So be it.
Back when I was training for the LLS Alton Bay half I was striving for The Trinity: a good running plan, a good eating plan and a good yoga plan. I’m one of those nutty people that earnestly believes that all these things go together. Especially yoga and running – I’m convinced they go hand in hand. Think about it. Let’s take the run first. Some people say a good run is mind-clearing. Others say it’s a good chance to relax. Okay – so the “relax” factor might be stretching it in terms of physical, but think about it from the mental for just a sec. I don’t know about you, but when I run, there is a cadence to my breathing – one deep count in, two long counts out. Slow & steady with the mantra “must beat cancer” right behind it. There is a rhythm to my running that parallels my practice in yoga.
Now let’s move onto a good yoga session and how it relates to a good run. Tight hamstrings, tight hips, tight anything is bad, bad, bad for running so… what better way to stretch it all out than with a session of yoga? Go on any running site (take Runner’s World, for example). I bet there is an article or two (at the very least) about good stretching. The Y word might even be thrown around a little. I know for a fact Runner’s World has a video of three yoga moves designed to free the hips, loosen the quads and stretch the calves.
My point of all this preaching is not to get runners to become yogis or vise versa. My point is all about me, myself and moi, actually. I wanted to outwardly vent about lining it up – the yoga, the running & the eating well. Only now I’ve added a fourth component so I’ll have to rename the Trinity as the Fantastic Four: running, yoga, eating well and…Hello Mr. Bowflex – strength training!
Today’s daily yoga was all about standing poses. Strong standing. I’m liking the sequence because it really helped shake the cobwebs and rattle the internal alarm clock. I haven’t seen 7am since oh I don’t know when. Possibly before Christmas – at my sister’s when her son had us opening gifts at the crack of dawn. Actually, come to think of it, the sun wasn’t really up yet.
But, back to the practice. I think this sequence agrees with me because it is so graceful and moving from pose to pose really works. I’m not thinking Twister. Mountain -> standing forward -> lunge -> warrior 1 -> warrior 2 -> side angle -> straight leg warrior 2 -> triangle -> straddle -> warrior 2 into lunge -> down dog -> plank -> knees, chest, chin -> cobra -> childs -> down dog -> lunge -> standing forward -> chair/power -> mountain.

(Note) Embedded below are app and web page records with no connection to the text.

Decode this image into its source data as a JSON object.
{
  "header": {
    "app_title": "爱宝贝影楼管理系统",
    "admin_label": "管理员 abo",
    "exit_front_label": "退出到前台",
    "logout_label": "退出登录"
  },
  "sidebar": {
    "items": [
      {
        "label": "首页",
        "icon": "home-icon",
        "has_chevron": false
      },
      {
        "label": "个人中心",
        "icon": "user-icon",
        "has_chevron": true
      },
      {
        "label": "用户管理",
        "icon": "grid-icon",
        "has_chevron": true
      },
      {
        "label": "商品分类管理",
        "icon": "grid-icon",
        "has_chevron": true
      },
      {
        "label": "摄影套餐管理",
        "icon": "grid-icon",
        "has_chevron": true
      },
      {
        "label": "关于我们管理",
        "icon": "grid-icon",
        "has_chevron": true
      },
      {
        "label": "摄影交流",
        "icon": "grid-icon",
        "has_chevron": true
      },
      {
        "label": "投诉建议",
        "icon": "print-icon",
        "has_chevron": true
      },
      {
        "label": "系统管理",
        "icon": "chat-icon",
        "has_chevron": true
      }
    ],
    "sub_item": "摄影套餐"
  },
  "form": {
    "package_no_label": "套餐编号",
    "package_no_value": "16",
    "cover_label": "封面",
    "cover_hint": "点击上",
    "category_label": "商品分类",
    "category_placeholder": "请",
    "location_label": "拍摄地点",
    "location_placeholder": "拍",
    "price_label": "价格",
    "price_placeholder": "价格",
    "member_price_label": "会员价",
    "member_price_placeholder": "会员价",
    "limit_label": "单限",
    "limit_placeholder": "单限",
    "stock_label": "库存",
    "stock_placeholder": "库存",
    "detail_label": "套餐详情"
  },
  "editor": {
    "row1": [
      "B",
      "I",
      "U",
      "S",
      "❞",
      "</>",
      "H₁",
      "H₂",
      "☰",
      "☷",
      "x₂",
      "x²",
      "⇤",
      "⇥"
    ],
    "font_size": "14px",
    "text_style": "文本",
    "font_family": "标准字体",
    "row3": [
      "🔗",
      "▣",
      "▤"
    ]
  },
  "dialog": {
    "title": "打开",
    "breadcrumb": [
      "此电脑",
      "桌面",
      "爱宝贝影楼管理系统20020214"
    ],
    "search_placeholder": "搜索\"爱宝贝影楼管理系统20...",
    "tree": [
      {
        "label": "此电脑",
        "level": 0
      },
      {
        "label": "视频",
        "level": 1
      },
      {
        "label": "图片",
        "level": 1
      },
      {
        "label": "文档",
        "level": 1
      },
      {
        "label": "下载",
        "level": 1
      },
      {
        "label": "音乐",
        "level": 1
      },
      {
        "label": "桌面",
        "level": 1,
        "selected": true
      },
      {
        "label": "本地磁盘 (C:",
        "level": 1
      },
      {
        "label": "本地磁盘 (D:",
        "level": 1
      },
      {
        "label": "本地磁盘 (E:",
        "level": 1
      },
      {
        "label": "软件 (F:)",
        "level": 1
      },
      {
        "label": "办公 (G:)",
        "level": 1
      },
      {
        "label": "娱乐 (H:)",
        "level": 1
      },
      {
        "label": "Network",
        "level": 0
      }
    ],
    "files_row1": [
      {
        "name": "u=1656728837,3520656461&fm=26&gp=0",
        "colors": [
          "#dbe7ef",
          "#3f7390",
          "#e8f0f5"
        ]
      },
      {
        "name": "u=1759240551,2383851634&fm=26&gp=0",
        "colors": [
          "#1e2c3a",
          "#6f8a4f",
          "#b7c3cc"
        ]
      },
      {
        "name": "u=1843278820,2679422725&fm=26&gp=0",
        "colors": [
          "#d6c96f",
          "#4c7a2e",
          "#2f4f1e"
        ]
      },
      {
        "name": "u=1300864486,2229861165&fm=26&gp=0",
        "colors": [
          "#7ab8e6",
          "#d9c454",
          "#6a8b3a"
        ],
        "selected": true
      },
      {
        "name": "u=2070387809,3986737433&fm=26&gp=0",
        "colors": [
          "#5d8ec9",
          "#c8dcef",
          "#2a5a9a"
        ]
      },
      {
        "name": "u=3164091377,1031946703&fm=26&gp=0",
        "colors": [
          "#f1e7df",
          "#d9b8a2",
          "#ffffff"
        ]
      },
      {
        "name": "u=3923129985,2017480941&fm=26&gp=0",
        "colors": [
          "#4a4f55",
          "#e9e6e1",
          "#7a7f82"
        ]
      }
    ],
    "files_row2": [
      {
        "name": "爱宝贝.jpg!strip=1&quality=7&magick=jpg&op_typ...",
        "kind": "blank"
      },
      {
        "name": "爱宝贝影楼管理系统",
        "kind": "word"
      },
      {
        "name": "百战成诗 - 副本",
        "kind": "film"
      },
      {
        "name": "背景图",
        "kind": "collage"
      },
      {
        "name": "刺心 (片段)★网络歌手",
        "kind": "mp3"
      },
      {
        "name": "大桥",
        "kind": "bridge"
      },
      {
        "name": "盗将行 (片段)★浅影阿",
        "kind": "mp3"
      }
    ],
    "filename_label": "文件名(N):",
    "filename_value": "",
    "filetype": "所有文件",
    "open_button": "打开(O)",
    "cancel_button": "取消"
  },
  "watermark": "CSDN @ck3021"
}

But, here’s the thing that’s always in the back of my mind – how’s my posture? Am I doing this right? I don’t have eyes in the back of my head, nor a teacher standing over me. No one to ease my feet into a more solid stance. I’ll be back to in-person personal on Thursday. Yay!
ps ~ today is “Run It Up The Flagpole Day” Make of it what you will.